> REQUIREMENT
Show every line of the material that follows in which the word "Circuit" occurs.
*** TASK INPUT ***
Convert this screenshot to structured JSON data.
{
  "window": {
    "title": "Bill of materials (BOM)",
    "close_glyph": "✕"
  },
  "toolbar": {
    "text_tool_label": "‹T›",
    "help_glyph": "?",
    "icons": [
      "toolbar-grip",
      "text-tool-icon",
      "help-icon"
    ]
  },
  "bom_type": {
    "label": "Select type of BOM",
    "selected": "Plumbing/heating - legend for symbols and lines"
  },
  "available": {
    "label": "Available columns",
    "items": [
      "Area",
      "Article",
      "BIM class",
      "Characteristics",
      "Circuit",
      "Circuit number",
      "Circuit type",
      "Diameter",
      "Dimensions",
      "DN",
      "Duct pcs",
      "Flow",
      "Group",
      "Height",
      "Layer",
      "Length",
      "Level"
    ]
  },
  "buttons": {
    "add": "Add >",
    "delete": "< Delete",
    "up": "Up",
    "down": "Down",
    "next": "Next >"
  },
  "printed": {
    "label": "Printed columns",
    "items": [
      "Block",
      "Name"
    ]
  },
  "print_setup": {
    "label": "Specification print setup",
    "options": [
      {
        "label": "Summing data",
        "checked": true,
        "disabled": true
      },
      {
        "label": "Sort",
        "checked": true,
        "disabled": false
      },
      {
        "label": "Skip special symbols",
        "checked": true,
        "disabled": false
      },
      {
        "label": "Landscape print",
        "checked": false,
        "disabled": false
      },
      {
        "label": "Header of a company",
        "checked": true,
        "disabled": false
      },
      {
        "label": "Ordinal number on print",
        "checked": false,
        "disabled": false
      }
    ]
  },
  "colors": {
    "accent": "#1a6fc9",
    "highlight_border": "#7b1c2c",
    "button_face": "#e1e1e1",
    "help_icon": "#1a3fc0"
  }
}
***
> TASK SOLUTION
      "Circuit",
      "Circuit number",
      "Circuit type",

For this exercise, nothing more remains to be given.